(Beginning of Data listing)

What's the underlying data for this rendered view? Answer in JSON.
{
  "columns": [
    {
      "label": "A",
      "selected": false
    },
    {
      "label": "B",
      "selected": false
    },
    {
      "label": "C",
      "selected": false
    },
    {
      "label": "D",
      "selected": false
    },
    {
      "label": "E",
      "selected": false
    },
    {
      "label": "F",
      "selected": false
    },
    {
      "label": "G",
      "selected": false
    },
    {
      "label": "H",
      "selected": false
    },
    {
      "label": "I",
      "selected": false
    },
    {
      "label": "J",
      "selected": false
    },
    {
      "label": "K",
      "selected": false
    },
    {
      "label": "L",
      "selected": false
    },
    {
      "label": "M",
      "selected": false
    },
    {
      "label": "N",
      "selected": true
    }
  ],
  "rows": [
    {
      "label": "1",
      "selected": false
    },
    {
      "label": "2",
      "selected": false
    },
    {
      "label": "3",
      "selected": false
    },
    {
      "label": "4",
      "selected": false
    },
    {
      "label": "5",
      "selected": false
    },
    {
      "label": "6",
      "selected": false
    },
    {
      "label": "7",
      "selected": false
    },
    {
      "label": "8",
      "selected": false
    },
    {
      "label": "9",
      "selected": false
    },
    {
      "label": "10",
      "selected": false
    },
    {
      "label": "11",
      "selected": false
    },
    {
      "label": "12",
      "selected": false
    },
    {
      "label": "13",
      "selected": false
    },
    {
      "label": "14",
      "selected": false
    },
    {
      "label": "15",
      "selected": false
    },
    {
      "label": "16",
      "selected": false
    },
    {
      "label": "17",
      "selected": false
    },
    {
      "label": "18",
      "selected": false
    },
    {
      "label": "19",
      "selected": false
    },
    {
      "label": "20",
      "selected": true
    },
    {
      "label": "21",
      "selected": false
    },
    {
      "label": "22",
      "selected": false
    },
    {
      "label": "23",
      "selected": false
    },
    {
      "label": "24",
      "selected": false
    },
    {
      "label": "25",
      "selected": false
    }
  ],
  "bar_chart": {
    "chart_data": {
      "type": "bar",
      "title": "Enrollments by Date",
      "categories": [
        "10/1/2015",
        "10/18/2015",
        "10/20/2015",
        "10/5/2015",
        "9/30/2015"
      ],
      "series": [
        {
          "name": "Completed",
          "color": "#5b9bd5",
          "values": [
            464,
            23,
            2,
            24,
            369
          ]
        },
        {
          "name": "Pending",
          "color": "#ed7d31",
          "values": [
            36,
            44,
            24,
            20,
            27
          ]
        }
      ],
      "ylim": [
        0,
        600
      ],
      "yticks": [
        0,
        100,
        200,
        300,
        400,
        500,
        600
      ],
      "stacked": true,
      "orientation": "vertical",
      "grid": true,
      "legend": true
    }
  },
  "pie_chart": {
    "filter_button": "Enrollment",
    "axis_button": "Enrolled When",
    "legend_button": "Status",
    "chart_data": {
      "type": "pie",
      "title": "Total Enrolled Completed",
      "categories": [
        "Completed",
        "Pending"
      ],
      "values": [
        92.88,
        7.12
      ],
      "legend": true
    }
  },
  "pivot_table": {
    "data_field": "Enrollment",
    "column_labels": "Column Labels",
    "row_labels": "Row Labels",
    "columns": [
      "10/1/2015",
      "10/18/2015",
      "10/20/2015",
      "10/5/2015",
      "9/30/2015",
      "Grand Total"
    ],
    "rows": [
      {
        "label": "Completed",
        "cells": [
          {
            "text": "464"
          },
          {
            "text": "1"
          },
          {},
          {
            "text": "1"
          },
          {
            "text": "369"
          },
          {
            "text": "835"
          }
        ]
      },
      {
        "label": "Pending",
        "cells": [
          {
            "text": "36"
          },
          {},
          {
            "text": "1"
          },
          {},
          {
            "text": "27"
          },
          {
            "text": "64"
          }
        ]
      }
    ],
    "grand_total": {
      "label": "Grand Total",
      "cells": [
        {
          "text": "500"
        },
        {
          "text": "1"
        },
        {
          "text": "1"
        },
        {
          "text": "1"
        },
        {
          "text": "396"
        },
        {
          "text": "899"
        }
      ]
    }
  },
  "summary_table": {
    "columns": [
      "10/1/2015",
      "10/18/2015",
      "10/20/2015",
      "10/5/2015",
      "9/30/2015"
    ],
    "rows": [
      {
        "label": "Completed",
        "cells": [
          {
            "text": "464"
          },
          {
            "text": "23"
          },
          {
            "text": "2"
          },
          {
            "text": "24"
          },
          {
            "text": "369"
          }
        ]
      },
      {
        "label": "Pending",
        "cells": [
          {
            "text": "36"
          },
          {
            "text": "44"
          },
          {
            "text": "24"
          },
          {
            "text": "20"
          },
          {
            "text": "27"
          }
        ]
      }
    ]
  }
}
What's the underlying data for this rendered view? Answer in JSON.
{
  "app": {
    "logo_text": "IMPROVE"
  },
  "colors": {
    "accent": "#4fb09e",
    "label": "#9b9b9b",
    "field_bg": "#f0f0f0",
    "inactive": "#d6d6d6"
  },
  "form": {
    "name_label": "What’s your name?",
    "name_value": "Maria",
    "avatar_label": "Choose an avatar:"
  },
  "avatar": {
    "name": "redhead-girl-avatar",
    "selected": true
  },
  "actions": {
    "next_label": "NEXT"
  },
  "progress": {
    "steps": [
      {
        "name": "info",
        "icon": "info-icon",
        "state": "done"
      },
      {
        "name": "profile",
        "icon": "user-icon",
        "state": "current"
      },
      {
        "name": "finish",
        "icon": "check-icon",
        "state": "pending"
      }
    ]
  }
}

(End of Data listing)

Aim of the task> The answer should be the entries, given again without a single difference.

Finished exercise>
What's the underlying data for this rendered view? Answer in JSON.
{
  "columns": [
    {
      "label": "A",
      "selected": false
    },
    {
      "label": "B",
      "selected": false
    },
    {
      "label": "C",
      "selected": false
    },
    {
      "label": "D",
      "selected": false
    },
    {
      "label": "E",
      "selected": false
    },
    {
      "label": "F",
      "selected": false
    },
    {
      "label": "G",
      "selected": false
    },
    {
      "label": "H",
      "selected": false
    },
    {
      "label": "I",
      "selected": false
    },
    {
      "label": "J",
      "selected": false
    },
    {
      "label": "K",
      "selected": false
    },
    {
      "label": "L",
      "selected": false
    },
    {
      "label": "M",
      "selected": false
    },
    {
      "label": "N",
      "selected": true
    }
  ],
  "rows": [
    {
      "label": "1",
      "selected": false
    },
    {
      "label": "2",
      "selected": false
    },
    {
      "label": "3",
      "selected": false
    },
    {
      "label": "4",
      "selected": false
    },
    {
      "label": "5",
      "selected": false
    },
    {
      "label": "6",
      "selected": false
    },
    {
      "label": "7",
      "selected": false
    },
    {
      "label": "8",
      "selected": false
    },
    {
      "label": "9",
      "selected": false
    },
    {
      "label": "10",
      "selected": false
    },
    {
      "label": "11",
      "selected": false
    },
    {
      "label": "12",
      "selected": false
    },
    {
      "label": "13",
      "selected": false
    },
    {
      "label": "14",
      "selected": false
    },
    {
      "label": "15",
      "selected": false
    },
    {
      "label": "16",
      "selected": false
    },
    {
      "label": "17",
      "selected": false
    },
    {
      "label": "18",
      "selected": false
    },
    {
      "label": "19",
      "selected": false
    },
    {
      "label": "20",
      "selected": true
    },
    {
      "label": "21",
      "selected": false
    },
    {
      "label": "22",
      "selected": false
    },
    {
      "label": "23",
      "selected": false
    },
    {
      "label": "24",
      "selected": false
    },
    {
      "label": "25",
      "selected": false
    }
  ],
  "bar_chart": {
    "chart_data": {
      "type": "bar",
      "title": "Enrollments by Date",
      "categories": [
        "10/1/2015",
        "10/18/2015",
        "10/20/2015",
        "10/5/2015",
        "9/30/2015"
      ],
      "series": [
        {
          "name": "Completed",
          "color": "#5b9bd5",
          "values": [
            464,
            23,
            2,
            24,
            369
          ]
        },
        {
          "name": "Pending",
          "color": "#ed7d31",
          "values": [
            36,
            44,
            24,
            20,
            27
          ]
        }
      ],
      "ylim": [
        0,
        600
      ],
      "yticks": [
        0,
        100,
        200,
        300,
        400,
        500,
        600
      ],
      "stacked": true,
      "orientation": "vertical",
      "grid": true,
      "legend": true
    }
  },
  "pie_chart": {
    "filter_button": "Enrollment",
    "axis_button": "Enrolled When",
    "legend_button": "Status",
    "chart_data": {
      "type": "pie",
      "title": "Total Enrolled Completed",
      "categories": [
        "Completed",
        "Pending"
      ],
      "values": [
        92.88,
        7.12
      ],
      "legend": true
    }
  },
  "pivot_table": {
    "data_field": "Enrollment",
    "column_labels": "Column Labels",
    "row_labels": "Row Labels",
    "columns": [
      "10/1/2015",
      "10/18/2015",
      "10/20/2015",
      "10/5/2015",
      "9/30/2015",
      "Grand Total"
    ],
    "rows": [
      {
        "label": "Completed",
        "cells": [
          {
            "text": "464"
          },
          {
            "text": "1"
          },
          {},
          {
            "text": "1"
          },
          {
            "text": "369"
          },
          {
            "text": "835"
          }
        ]
      },
      {
        "label": "Pending",
        "cells": [
          {
            "text": "36"
          },
          {},
          {
            "text": "1"
          },
          {},
          {
            "text": "27"
          },
          {
            "text": "64"
          }
        ]
      }
    ],
    "grand_total": {
      "label": "Grand Total",
      "cells": [
        {
          "text": "500"
        },
        {
          "text": "1"
        },
        {
          "text": "1"
        },
        {
          "text": "1"
        },
        {
          "text": "396"
        },
        {
          "text": "899"
        }
      ]
    }
  },
  "summary_table": {
    "columns": [
      "10/1/2015",
      "10/18/2015",
      "10/20/2015",
      "10/5/2015",
      "9/30/2015"
    ],
    "rows": [
      {
        "label": "Completed",
        "cells": [
          {
            "text": "464"
          },
          {
            "text": "23"
          },
          {
            "text": "2"
          },
          {
            "text": "24"
          },
          {
            "text": "369"
          }
        ]
      },
      {
        "label": "Pending",
        "cells": [
          {
            "text": "36"
          },
          {
            "text": "44"
          },
          {
            "text": "24"
          },
          {
            "text": "20"
          },
          {
            "text": "27"
          }
        ]
      }
    ]
  }
}
What's the underlying data for this rendered view? Answer in JSON.
{
  "app": {
    "logo_text": "IMPROVE"
  },
  "colors": {
    "accent": "#4fb09e",
    "label": "#9b9b9b",
    "field_bg": "#f0f0f0",
    "inactive": "#d6d6d6"
  },
  "form": {
    "name_label": "What’s your name?",
    "name_value": "Maria",
    "avatar_label": "Choose an avatar:"
  },
  "avatar": {
    "name": "redhead-girl-avatar",
    "selected": true
  },
  "actions": {
    "next_label": "NEXT"
  },
  "progress": {
    "steps": [
      {
        "name": "info",
        "icon": "info-icon",
        "state": "done"
      },
      {
        "name": "profile",
        "icon": "user-icon",
        "state": "current"
      },
      {
        "name": "finish",
        "icon": "check-icon",
        "state": "pending"
      }
    ]
  }
}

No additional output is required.